Harnessing the energy, however, "is something that's caught on in a lot of places," according to Ken Haldin, spokesman for Waste Management, the company that owns the landfill west of Lewisburg.
Using the flammable gas for something other than a landfill nightlight is possible, but it's not attracted a lot of attention here.
"We've seen these things coast to coast," Haldin said of two ways the energy in methane is used instead of burned off.
In Heggins, Pa. the Republican Herald of Pottsville, Pa., reports that a "gas-to-energy plant could reach its peak and power 7,000 homes within a year," according to employees at a township landfill.
A number of internal combustion engines run on methane and turn electric power generators.
In East Tennessee, "Chestnut Ridge, is like a mini-TVA power plant with four big CAT generators and a power station," Glenn Youngblood, director of landfill development for Waste Management, said. "The technology has gotten to the point that they change the oil on the run.
"There's a site in Johnson City," Youngblood continued about a Waste Management operation. "There are companies that buy the gas and they pump it to businesses... for heating of a building... In Memphis at the south Shelby Site there is an industry at the site and they pump the gas to the industry."
And that's the other use: A combustible gas that can be used in heaters for buildings and manufacturing products, according to Youngblood and Haldin.

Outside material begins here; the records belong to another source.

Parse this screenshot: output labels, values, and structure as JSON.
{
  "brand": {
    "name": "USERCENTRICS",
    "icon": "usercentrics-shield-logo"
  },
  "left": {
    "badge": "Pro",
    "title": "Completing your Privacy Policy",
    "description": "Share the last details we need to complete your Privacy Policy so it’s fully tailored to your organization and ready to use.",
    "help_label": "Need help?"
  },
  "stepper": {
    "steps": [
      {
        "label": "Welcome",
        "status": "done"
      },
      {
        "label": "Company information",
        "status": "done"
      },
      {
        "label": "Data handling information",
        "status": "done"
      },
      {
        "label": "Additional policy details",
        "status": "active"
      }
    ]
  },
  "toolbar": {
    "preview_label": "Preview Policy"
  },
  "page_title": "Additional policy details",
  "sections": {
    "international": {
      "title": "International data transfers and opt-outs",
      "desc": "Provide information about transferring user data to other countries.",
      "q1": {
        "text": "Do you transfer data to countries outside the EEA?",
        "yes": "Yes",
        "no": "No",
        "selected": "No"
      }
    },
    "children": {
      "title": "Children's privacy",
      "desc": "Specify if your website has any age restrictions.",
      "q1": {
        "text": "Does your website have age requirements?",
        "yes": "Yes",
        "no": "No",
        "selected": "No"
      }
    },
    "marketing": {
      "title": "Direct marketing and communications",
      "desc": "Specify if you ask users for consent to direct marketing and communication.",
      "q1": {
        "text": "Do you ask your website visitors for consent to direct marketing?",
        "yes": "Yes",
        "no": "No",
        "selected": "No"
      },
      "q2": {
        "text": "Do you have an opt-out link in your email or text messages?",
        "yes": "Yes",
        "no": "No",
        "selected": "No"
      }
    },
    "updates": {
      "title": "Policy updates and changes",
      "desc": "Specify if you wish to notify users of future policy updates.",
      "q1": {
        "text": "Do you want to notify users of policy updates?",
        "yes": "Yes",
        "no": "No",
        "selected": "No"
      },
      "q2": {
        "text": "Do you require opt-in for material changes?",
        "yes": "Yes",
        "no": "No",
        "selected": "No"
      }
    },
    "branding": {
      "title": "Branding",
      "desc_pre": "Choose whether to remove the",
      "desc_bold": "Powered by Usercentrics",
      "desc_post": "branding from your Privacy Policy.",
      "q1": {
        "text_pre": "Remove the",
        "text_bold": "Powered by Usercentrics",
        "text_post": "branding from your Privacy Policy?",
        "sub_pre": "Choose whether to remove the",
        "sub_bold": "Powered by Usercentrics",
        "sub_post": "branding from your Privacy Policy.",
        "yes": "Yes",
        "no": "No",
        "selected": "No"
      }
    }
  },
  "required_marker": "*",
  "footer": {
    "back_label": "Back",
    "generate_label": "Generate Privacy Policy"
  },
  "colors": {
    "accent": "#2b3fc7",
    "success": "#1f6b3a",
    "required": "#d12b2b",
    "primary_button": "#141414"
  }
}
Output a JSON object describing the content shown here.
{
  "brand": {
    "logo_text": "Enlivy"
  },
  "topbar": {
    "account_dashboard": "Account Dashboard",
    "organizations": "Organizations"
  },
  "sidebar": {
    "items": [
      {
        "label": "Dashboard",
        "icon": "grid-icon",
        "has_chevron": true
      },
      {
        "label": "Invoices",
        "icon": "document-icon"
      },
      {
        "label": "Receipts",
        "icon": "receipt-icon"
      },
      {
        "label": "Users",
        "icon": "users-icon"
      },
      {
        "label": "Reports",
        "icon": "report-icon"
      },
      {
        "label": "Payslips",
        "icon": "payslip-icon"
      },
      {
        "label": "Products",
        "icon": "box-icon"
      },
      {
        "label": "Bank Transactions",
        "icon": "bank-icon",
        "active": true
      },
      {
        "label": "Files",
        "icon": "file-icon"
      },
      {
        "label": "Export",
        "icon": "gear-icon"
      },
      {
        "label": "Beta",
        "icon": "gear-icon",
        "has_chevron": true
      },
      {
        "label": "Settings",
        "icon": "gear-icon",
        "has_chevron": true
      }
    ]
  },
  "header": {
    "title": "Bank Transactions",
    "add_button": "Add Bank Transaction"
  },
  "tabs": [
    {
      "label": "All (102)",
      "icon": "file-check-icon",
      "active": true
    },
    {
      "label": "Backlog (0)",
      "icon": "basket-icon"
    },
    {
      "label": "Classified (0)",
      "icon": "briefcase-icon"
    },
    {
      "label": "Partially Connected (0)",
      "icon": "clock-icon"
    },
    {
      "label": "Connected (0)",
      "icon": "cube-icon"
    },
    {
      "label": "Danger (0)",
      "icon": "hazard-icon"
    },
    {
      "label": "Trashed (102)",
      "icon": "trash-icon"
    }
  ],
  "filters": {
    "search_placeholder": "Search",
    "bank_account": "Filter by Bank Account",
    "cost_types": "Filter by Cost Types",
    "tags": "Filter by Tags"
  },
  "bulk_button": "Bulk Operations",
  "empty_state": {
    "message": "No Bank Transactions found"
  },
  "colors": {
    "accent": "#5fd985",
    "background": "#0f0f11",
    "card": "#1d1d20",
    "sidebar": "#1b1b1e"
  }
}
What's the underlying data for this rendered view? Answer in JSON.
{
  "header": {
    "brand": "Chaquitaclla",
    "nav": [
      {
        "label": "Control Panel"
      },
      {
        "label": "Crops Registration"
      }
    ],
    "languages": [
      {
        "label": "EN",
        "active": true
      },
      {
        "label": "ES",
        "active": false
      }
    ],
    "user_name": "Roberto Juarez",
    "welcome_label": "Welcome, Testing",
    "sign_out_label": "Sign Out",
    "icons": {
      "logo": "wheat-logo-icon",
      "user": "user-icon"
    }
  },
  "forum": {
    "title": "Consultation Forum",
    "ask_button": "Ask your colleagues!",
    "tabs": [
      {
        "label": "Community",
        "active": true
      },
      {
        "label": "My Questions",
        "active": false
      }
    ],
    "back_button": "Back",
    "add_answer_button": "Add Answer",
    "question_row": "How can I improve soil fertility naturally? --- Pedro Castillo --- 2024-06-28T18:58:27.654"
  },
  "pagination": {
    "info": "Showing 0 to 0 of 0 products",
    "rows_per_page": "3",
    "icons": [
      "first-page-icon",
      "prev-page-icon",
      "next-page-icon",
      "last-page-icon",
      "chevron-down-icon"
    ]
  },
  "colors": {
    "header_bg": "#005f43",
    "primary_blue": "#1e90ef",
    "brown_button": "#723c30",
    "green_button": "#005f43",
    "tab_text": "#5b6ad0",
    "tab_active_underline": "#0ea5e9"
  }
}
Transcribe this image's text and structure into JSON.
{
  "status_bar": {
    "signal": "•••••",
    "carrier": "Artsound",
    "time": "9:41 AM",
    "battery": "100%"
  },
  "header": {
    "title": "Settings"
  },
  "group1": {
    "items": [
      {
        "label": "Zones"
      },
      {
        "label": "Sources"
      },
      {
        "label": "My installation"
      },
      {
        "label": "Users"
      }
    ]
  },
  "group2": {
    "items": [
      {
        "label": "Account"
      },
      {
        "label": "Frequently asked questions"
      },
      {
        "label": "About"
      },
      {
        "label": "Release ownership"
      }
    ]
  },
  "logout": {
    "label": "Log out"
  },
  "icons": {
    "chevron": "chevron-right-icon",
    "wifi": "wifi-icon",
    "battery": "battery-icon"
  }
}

"We have a location in North Georgia that provides energy to a neighboring poultry operation," the company spokesman said. "They're taking as much gas as they can get."
"Our Palmetto Landfill in South Carolina provides gas energy to the BMW plant in Spartenburg," Haldin said. "They have a nine-mile line" to get the gas to the plant.
But, Youngblood said, there are limits.
"Before it starts to make sense it has to be at 1,200 cubic feet per minute flow of methane to burn...
"Cedar Ridge is at 600- to 900 cfm," Youngblood said.
That's worthwhile "if we are relatively close to an industry that's needing low Btu (British thermal unit) gas for brick kilns, building heating, or an asphalt plant," Youngblood said.
Asked about a candle factory, since one is under construction now at Lewisburg's Business Park that's nearly a mile from the landfill, Younglood replied, "They would potentially be a real candidate for a partnership."
The idea was presented to Monte Mertens, director of operations for Autom, the church supply company that's established a call center, warehouse and shipping and receiving operations in the Business Park. Autom is also the company that purchased Will & Baumer, a Syracuse, N.Y., candle maker that's being moved here.
"This is the first I've heard of it," Mertens replied about burning methane.
"Wax will be melted with natural gas heat," he said. "That's the plan now. If there was another option like an environmentally alternative, we'd look at all options."
Pat Morgan, director of the Lewisburg Gas Department, confirmed information from other sources. She said the city utility made natural gas available to the business park.
"Natural Gas had to be out there for it to be a certified business park," Morgan said of the state requirement. "We support that and want the park to grow, and many of the industries that have come in do want natural gas, especially if they do any production at all. That's one of the first things they look for."
The Gas Department "cut the expense (of extending natural gas pipes to the Business Park) by using our employees to put the lines in," Morgan said. "There was a time line to get it in and if we'd waited for the bid process it would have taken longer."
The gas utility, however, placed its lines along a route that won't be interrupted by the state's reconstruction of Mooresville Highway, she said.
City water lines are to be rebuilt by the Tennessee Department of Transportation because of the road's reconstruction, according to city officials.
"My only concern was the new road coming in," Morgan said. "We actually put a station in along Mooresville Road. "We will not be moving lines at the business park. We consulted the state on that."
Meanwhile, Lewisburg's Gas Department has "two customers out there" at the Business Park: Autom and U.S. Tank and Cryogenics, Morgan said.
"We're looking forward to the candle company moving out there," she continued. "They will be using processed gas, natural gat to melt the candle wax.
The natural gas line "was put-in in-time for the first business to open" on Jan. 14, 2008, Morgan said.
"That's our service area and I can't see why someone would want to use methane instead of natural gas," she said.
As for availability, Youngblood says the availability of landfill-produced methane depends on the specifics of each landfill.
"There is a bell curve," he said. "Every site is different because of the difference in waste. It gets to a peak production... and then it starts to back off, but the window is a large time frame.
"We have a whole gas department in Houston and all they do is manage gas projects.
"There are costs involved in this ... but it's something less than natural gas and long term landfill gas would be evenly priced," he said, countering market price changes for natural gas.
"For a low Btu business that needs gas for hear - plastic extraction business. For those kinds of businesses, we have enough gas right now.
Nevertheless, the businessmen interviewed for his story were apparently unaware of the possibilities.